As you are starting to guess, managing an urban forest is hard. Because of the long life of trees, the urban forest ecosystem, like all forests, is shaped by very slow processes, so management must have considerable foresight to avoid potentially delayed and disastrous effects. Management also needs to be intensive and continuous to combat all those tree injustices we talked about earlier.

Management needs to be inclusive – often over half of a city’s urban forest is situated on private residential property and subject to the whims of the homeowner, for better or for worse. This also means that city foresters can’t get their hands a notable chunk of the trees in their jurisdiction. Consequently, municipal governments can’t be expected to shoulder the whole burden of management. Outreach, educational material, by-laws, and incentive programs to engage homeowners and businesses in urban forest management are a must.

The complex ownership regimes of cities really put a stick in the spokes of sustainable management of the urban forest too. In those endless swaths of Canadian boreal forest that we typically associate with forestry, a single forest products company will manage hundreds of thousands of hectares of Crown forest. In the city, a single hectare of urban forest might be under the management (or mismanagement) of dozens of homeowners, small business, institutions, random pedestrians, and city arborists and foresters, all with differing values and objectives. This is complicated even further by the fact that the product being harvested is not timber, but psychological benefits and other such intangible amenities that care little for property boundaries. Lastly, urban forest management needs to transcend the various socio-political quandaries that we create in cities, like policy gaps and a lack of enforcement, development pressure and densification, insufficient municipal urban forestry budgets, and a flat-out lack of awareness.

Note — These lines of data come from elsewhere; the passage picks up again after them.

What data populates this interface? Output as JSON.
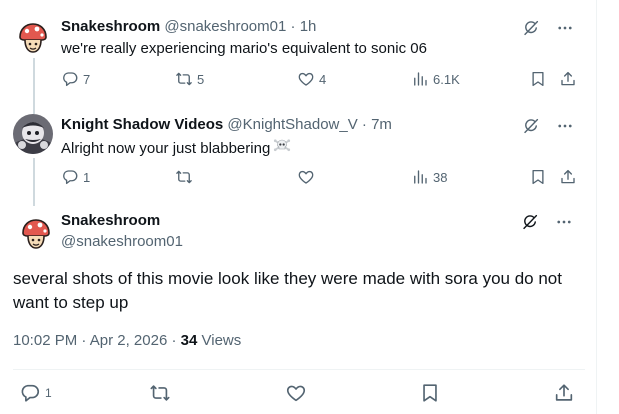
{
  "colors": {
    "text": "#0f1419",
    "secondary": "#536471",
    "border": "#eff3f4",
    "thread_line": "#cfd9de"
  },
  "reply1": {
    "name": "Snakeshroom",
    "handle": "@snakeshroom01",
    "separator": "·",
    "time": "1h",
    "text": "we're really experiencing mario's equivalent to sonic 06",
    "replies": "7",
    "reposts": "5",
    "likes": "4",
    "views": "6.1K"
  },
  "reply2": {
    "name": "Knight Shadow Videos",
    "handle": "@KnightShadow_V",
    "separator": "·",
    "time": "7m",
    "text": "Alright now your just blabbering",
    "emoji": "skull-and-crossbones",
    "replies": "1",
    "reposts": "",
    "likes": "",
    "views": "38"
  },
  "main": {
    "name": "Snakeshroom",
    "handle": "@snakeshroom01",
    "text": "several shots of this movie look like they were made with sora you do not want to step up",
    "time": "10:02 PM",
    "separator": "·",
    "date": "Apr 2, 2026",
    "views_count": "34",
    "views_label": "Views",
    "replies": "1"
  },
  "icons": [
    "grok-icon",
    "more-icon",
    "reply-icon",
    "repost-icon",
    "like-icon",
    "views-icon",
    "bookmark-icon",
    "share-icon"
  ]
}
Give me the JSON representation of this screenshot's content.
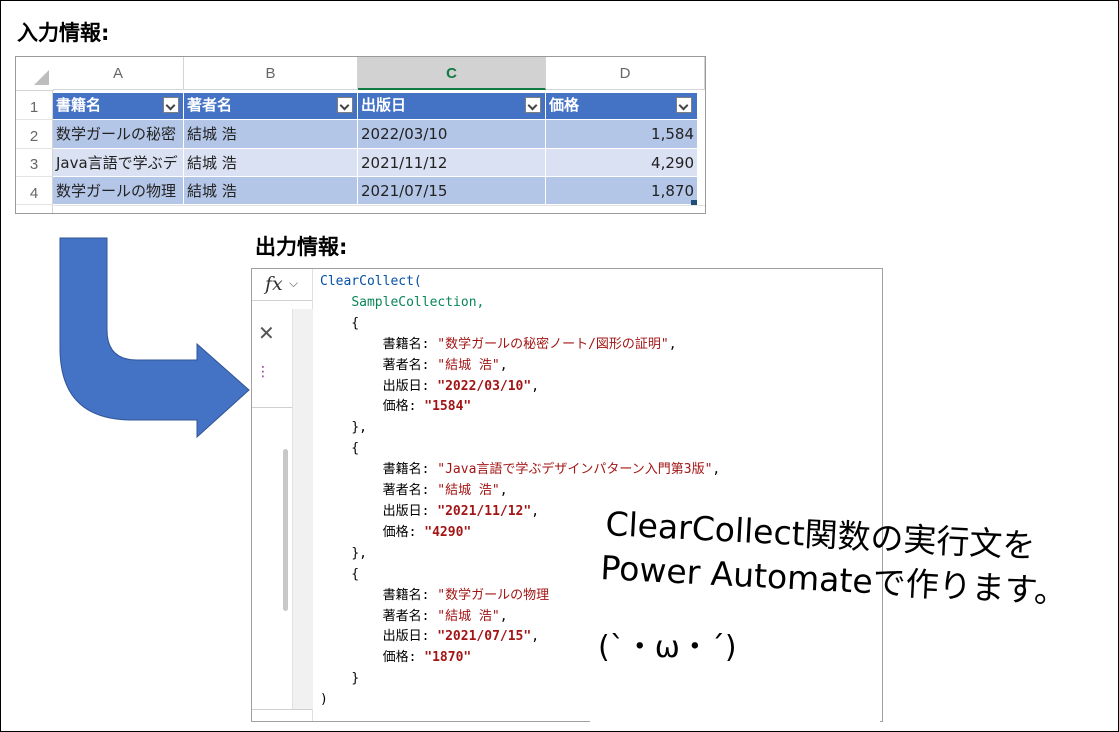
{
  "input_heading": "入力情報:",
  "output_heading": "出力情報:",
  "sheet": {
    "column_letters": [
      "A",
      "B",
      "C",
      "D"
    ],
    "row_numbers": [
      "1",
      "2",
      "3",
      "4"
    ],
    "headers": [
      "書籍名",
      "著者名",
      "出版日",
      "価格"
    ],
    "rows": [
      [
        "数学ガールの秘密",
        "結城 浩",
        "2022/03/10",
        "1,584"
      ],
      [
        "Java言語で学ぶデ",
        "結城 浩",
        "2021/11/12",
        "4,290"
      ],
      [
        "数学ガールの物理",
        "結城 浩",
        "2021/07/15",
        "1,870"
      ]
    ],
    "selected_column": "C"
  },
  "editor": {
    "fx_label": "fx",
    "function_name": "ClearCollect(",
    "collection_name": "SampleCollection,",
    "closing": ")",
    "records": [
      {
        "title_key": "書籍名: ",
        "title": "\"数学ガールの秘密ノート/図形の証明\"",
        "author_key": "著者名: ",
        "author": "\"結城 浩\"",
        "date_key": "出版日: ",
        "date": "\"2022/03/10\"",
        "price_key": "価格: ",
        "price": "\"1584\"",
        "close": "},"
      },
      {
        "title_key": "書籍名: ",
        "title": "\"Java言語で学ぶデザインパターン入門第3版\"",
        "author_key": "著者名: ",
        "author": "\"結城 浩\"",
        "date_key": "出版日: ",
        "date": "\"2021/11/12\"",
        "price_key": "価格: ",
        "price": "\"4290\"",
        "close": "},"
      },
      {
        "title_key": "書籍名: ",
        "title": "\"数学ガールの物理",
        "author_key": "著者名: ",
        "author": "\"結城 浩\"",
        "date_key": "出版日: ",
        "date": "\"2021/07/15\"",
        "price_key": "価格: ",
        "price": "\"1870\"",
        "close": "}"
      }
    ]
  },
  "note": {
    "line1": "ClearCollect関数の実行文を",
    "line2": "Power Automateで作ります。",
    "face": "(`・ω・´)"
  },
  "colors": {
    "table_header": "#4472c4",
    "band_dark": "#b4c6e7",
    "band_light": "#d9e1f2",
    "arrow": "#4472c4",
    "excel_green": "#107c41"
  }
}
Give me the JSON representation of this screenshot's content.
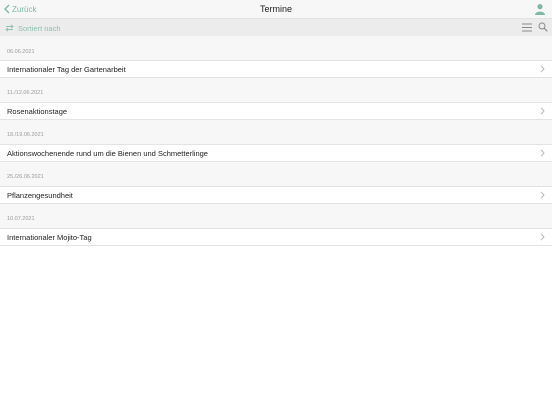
{
  "nav": {
    "back_label": "Zurück",
    "title": "Termine",
    "back_icon": "chevron-left-icon",
    "user_icon": "user-icon"
  },
  "toolbar": {
    "sort_label": "Sortiert nach",
    "sort_icon": "sort-arrows-icon",
    "menu_icon": "menu-icon",
    "search_icon": "search-icon"
  },
  "accent_color": "#7fb8a4",
  "events": [
    {
      "date": "06.06.2021",
      "title": "Internationaler Tag der Gartenarbeit"
    },
    {
      "date": "11./12.06.2021",
      "title": "Rosenaktionstage"
    },
    {
      "date": "18./19.06.2021",
      "title": "Aktionswochenende rund um die Bienen und Schmetterlinge"
    },
    {
      "date": "25./26.06.2021",
      "title": "Pflanzengesundheit"
    },
    {
      "date": "10.07.2021",
      "title": "Internationaler Mojito-Tag"
    }
  ]
}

These are my concerns, if we tell just one side of the story.

So remember, the next time you take a leisurely stroll through your neighbourhood, enjoy the view of the park out of your office window, dabble in some Shinrin-yoku, or enjoy any number of the ecosystem services city trees provide, please be sure to ask what you can do for your urban forest, because it needs you.


1. Ulrich, R. S. (1984). View through a window may influence recovery from surgery. Science, 224, 420-421.

2. Troy, A., Grove, J. M., & O’Neil-Dunne, J. (2012). The relationship between tree canopy and crime rates across an urban-rural gradient in the greater Baltimore region. Landscape and Urban Planning, 106, 262-270.

3. Tyrväinen, L. (2000). Property prices and urban forest amenities. Journal of Environmental Economics and Management, 39, 205-223.


5. City of Toronto. (2008). Every tree counts: A portrait of Toronto’s urban forest. Retrieved from

6. Jones, O., & Cloke, P. (2002). Tree cultures: The place of trees and trees in their place. London, UK: Berg.


8. Clark, J. R., Matheny, N. P., Cross, G., & Wake, V. (1997). A model of urban forest sustainability. Journal of Arboriculture, 23, 17-30.

9. Burkholder, S. (2012). The new ecology of vacancy: Rethinking land use in shrinking cities. Sustainability, 4, 1154-1172.

10. Toronto and Region Conservation Authority. (2009). Don River watershed plan: Beyond forty steps. Retrieved from–

11. Jorgensen, E. (1986). Urban forestry in the rearview mirror. Arboriculture Journal, 10, 177-190.